Please count, in the material below, each line containing "event", and report only the number.

== SUPPLIED MATERIAL

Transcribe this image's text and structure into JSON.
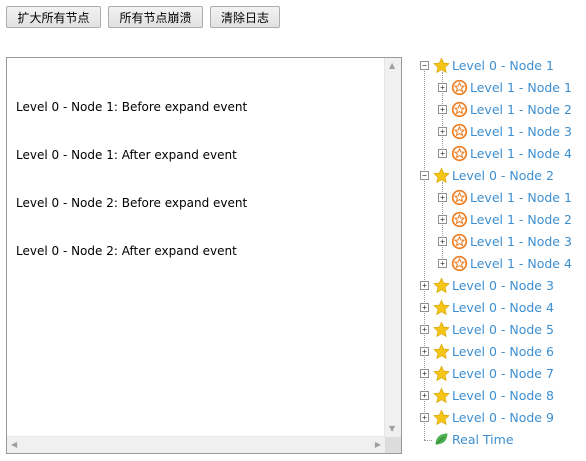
{
  "toolbar": {
    "expand_all_label": "扩大所有节点",
    "collapse_all_label": "所有节点崩溃",
    "clear_log_label": "清除日志"
  },
  "log": {
    "lines": [
      "Level 0 - Node 1: Before expand event",
      "Level 0 - Node 1: After expand event",
      "Level 0 - Node 2: Before expand event",
      "Level 0 - Node 2: After expand event"
    ]
  },
  "colors": {
    "link": "#3d8fd1",
    "star": "#f5c518",
    "badge": "#ee7d22",
    "leaf": "#4caf50"
  },
  "tree": {
    "nodes": [
      {
        "label": "Level 0 - Node 1",
        "level": 0,
        "icon": "star-icon",
        "toggle": "collapse"
      },
      {
        "label": "Level 1 - Node 1",
        "level": 1,
        "icon": "badge-icon",
        "toggle": "expand"
      },
      {
        "label": "Level 1 - Node 2",
        "level": 1,
        "icon": "badge-icon",
        "toggle": "expand"
      },
      {
        "label": "Level 1 - Node 3",
        "level": 1,
        "icon": "badge-icon",
        "toggle": "expand"
      },
      {
        "label": "Level 1 - Node 4",
        "level": 1,
        "icon": "badge-icon",
        "toggle": "expand"
      },
      {
        "label": "Level 0 - Node 2",
        "level": 0,
        "icon": "star-icon",
        "toggle": "collapse"
      },
      {
        "label": "Level 1 - Node 1",
        "level": 1,
        "icon": "badge-icon",
        "toggle": "expand"
      },
      {
        "label": "Level 1 - Node 2",
        "level": 1,
        "icon": "badge-icon",
        "toggle": "expand"
      },
      {
        "label": "Level 1 - Node 3",
        "level": 1,
        "icon": "badge-icon",
        "toggle": "expand"
      },
      {
        "label": "Level 1 - Node 4",
        "level": 1,
        "icon": "badge-icon",
        "toggle": "expand"
      },
      {
        "label": "Level 0 - Node 3",
        "level": 0,
        "icon": "star-icon",
        "toggle": "expand"
      },
      {
        "label": "Level 0 - Node 4",
        "level": 0,
        "icon": "star-icon",
        "toggle": "expand"
      },
      {
        "label": "Level 0 - Node 5",
        "level": 0,
        "icon": "star-icon",
        "toggle": "expand"
      },
      {
        "label": "Level 0 - Node 6",
        "level": 0,
        "icon": "star-icon",
        "toggle": "expand"
      },
      {
        "label": "Level 0 - Node 7",
        "level": 0,
        "icon": "star-icon",
        "toggle": "expand"
      },
      {
        "label": "Level 0 - Node 8",
        "level": 0,
        "icon": "star-icon",
        "toggle": "expand"
      },
      {
        "label": "Level 0 - Node 9",
        "level": 0,
        "icon": "star-icon",
        "toggle": "expand"
      },
      {
        "label": "Real Time",
        "level": 0,
        "icon": "leaf-icon",
        "toggle": "none"
      }
    ]
  }
}
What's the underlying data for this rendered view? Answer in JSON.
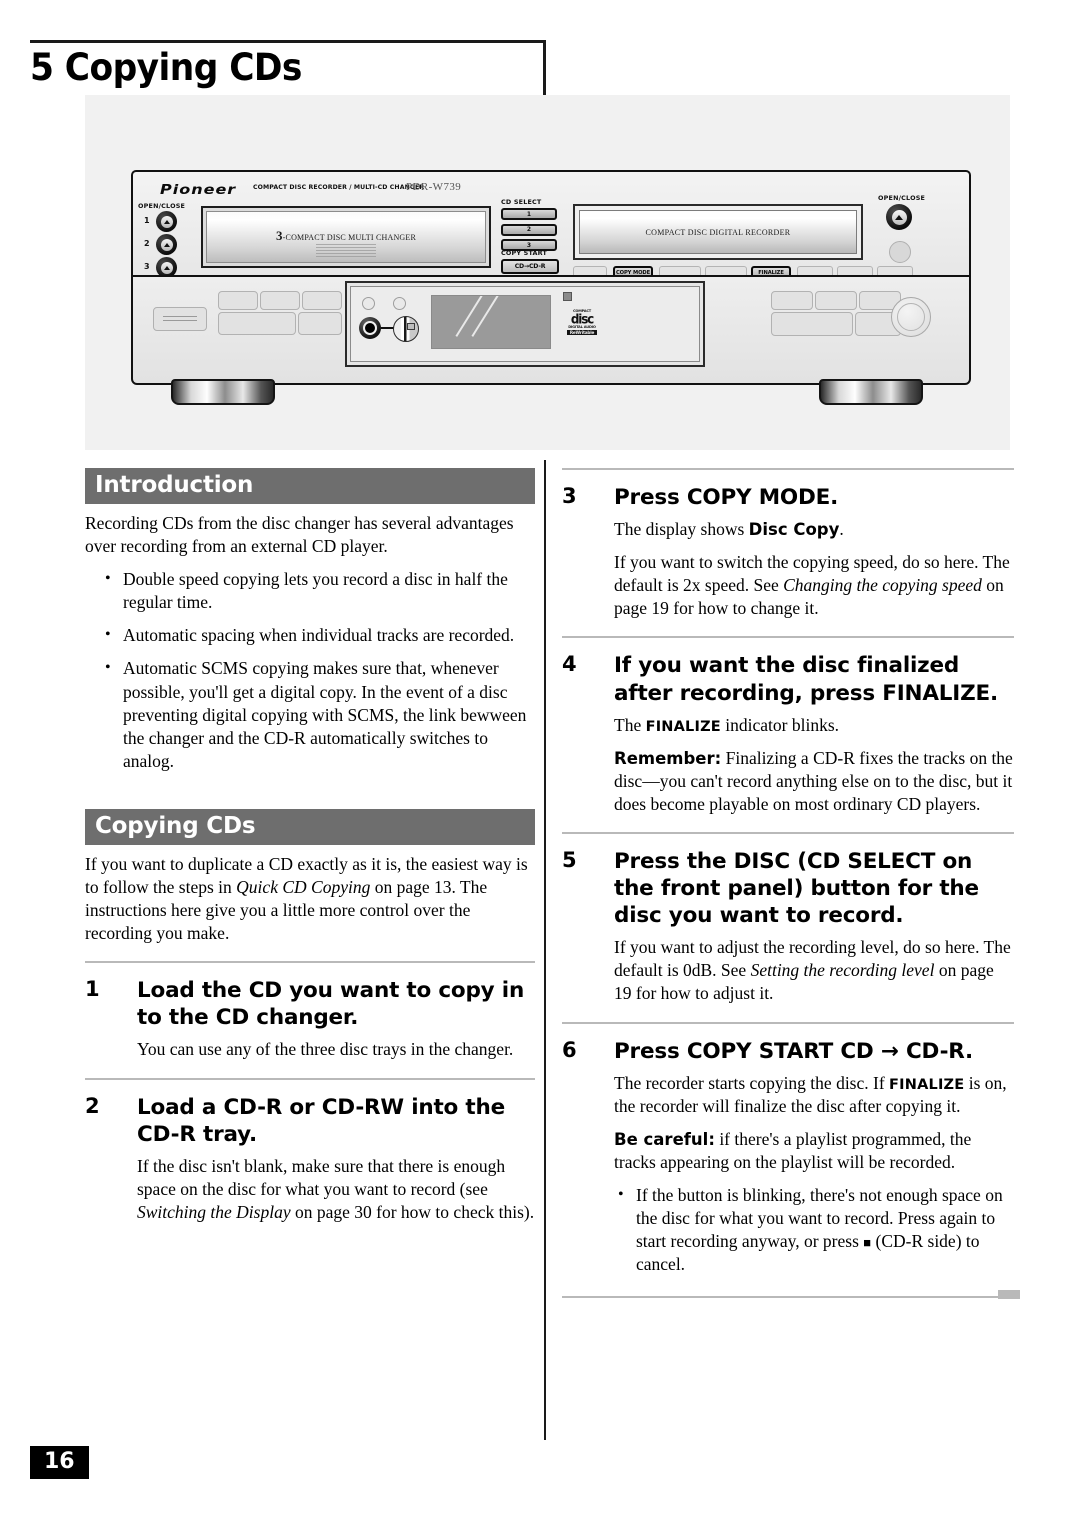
{
  "chapter": {
    "number_and_title": "5 Copying CDs"
  },
  "illustration": {
    "brand": "Pioneer",
    "brand_subtitle": "COMPACT DISC RECORDER / MULTI-CD CHANGER",
    "model": "PDR-W739",
    "open_close_left_label": "OPEN/CLOSE",
    "tray_numbers": [
      "1",
      "2",
      "3"
    ],
    "changer_tray_prefix": "3",
    "changer_tray_label": "-COMPACT DISC MULTI CHANGER",
    "cd_select_label": "CD SELECT",
    "cd_select_buttons": [
      "1",
      "2",
      "3"
    ],
    "copy_start_label": "COPY START",
    "copy_start_button": "CD→CD-R",
    "recorder_tray_label": "COMPACT DISC DIGITAL RECORDER",
    "copy_mode_button": "COPY MODE",
    "finalize_button": "FINALIZE",
    "open_close_right_label": "OPEN/CLOSE",
    "cd_logo_top": "COMPACT",
    "cd_logo_main": "disc",
    "cd_logo_bottom": "DIGITAL AUDIO",
    "cd_logo_rewritable": "ReWritable"
  },
  "left_column": {
    "intro": {
      "heading": "Introduction",
      "paragraph": "Recording CDs from the disc changer has several advantages over recording from an external CD player.",
      "bullets": [
        "Double speed copying lets you record a disc in half the regular time.",
        "Automatic spacing when individual tracks are recorded.",
        "Automatic SCMS copying makes sure that, whenever possible, you'll get a digital copy. In the event of a disc preventing digital copying with SCMS, the link bewween the changer and the CD-R automatically switches to analog."
      ]
    },
    "copying": {
      "heading": "Copying CDs",
      "paragraph_part1": "If you want to duplicate a CD exactly as it is, the easiest way is to follow the steps in ",
      "paragraph_italic": "Quick CD Copying",
      "paragraph_part2": " on page 13. The instructions here give you a little more control over the recording you make."
    },
    "steps": [
      {
        "number": "1",
        "heading": "Load the CD you want to copy in to the CD changer.",
        "body": "You can use any of the three disc trays in the changer."
      },
      {
        "number": "2",
        "heading": "Load a CD-R or CD-RW into the CD-R tray.",
        "body_part1": "If the disc isn't blank, make sure that there is enough space on the disc for what you want to record (see ",
        "body_italic": "Switching the Display",
        "body_part2": " on page 30 for how to check this)."
      }
    ]
  },
  "right_column": {
    "steps": [
      {
        "number": "3",
        "heading": "Press COPY MODE.",
        "body1_part1": "The display shows ",
        "body1_bold": "Disc Copy",
        "body1_part2": ".",
        "body2_part1": "If you want to switch the copying speed, do so here. The default is 2x speed. See ",
        "body2_italic": "Changing the copying speed",
        "body2_part2": " on page 19 for how to change it."
      },
      {
        "number": "4",
        "heading": "If you want the disc finalized after recording, press FINALIZE.",
        "body1_part1": "The ",
        "body1_sc": "FINALIZE",
        "body1_part2": " indicator blinks.",
        "body2_bold": "Remember:",
        "body2_text": " Finalizing a CD-R fixes the tracks on the disc—you can't record anything else on to the disc, but it does become playable on most ordinary CD players."
      },
      {
        "number": "5",
        "heading": "Press the DISC (CD SELECT on the front panel) button for the disc you want to record.",
        "body1_part1": "If you want to adjust the recording level, do so here. The default is 0dB. See ",
        "body1_italic": "Setting the recording level",
        "body1_part2": " on page 19 for how to adjust it."
      },
      {
        "number": "6",
        "heading": "Press COPY START CD → CD-R.",
        "body1_part1": "The recorder starts copying the disc. If ",
        "body1_sc": "FINALIZE",
        "body1_part2": " is on, the recorder will finalize the disc after copying it.",
        "body2_bold": "Be careful:",
        "body2_text": " if there's a playlist programmed, the tracks appearing on the playlist will be recorded.",
        "bullet_part1": "If the button is blinking, there's not enough space on the disc for what you want to record. Press again to start recording anyway, or press ",
        "bullet_symbol": "■",
        "bullet_part2": " (CD-R side) to cancel."
      }
    ]
  },
  "footer": {
    "page_number": "16"
  },
  "colors": {
    "section_bar": "#6e6e6e",
    "page_number_bg": "#000000",
    "illustration_bg": "#f1f1f1",
    "rule": "#b9b9b9"
  }
}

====

→ WORKED SOLUTION:
5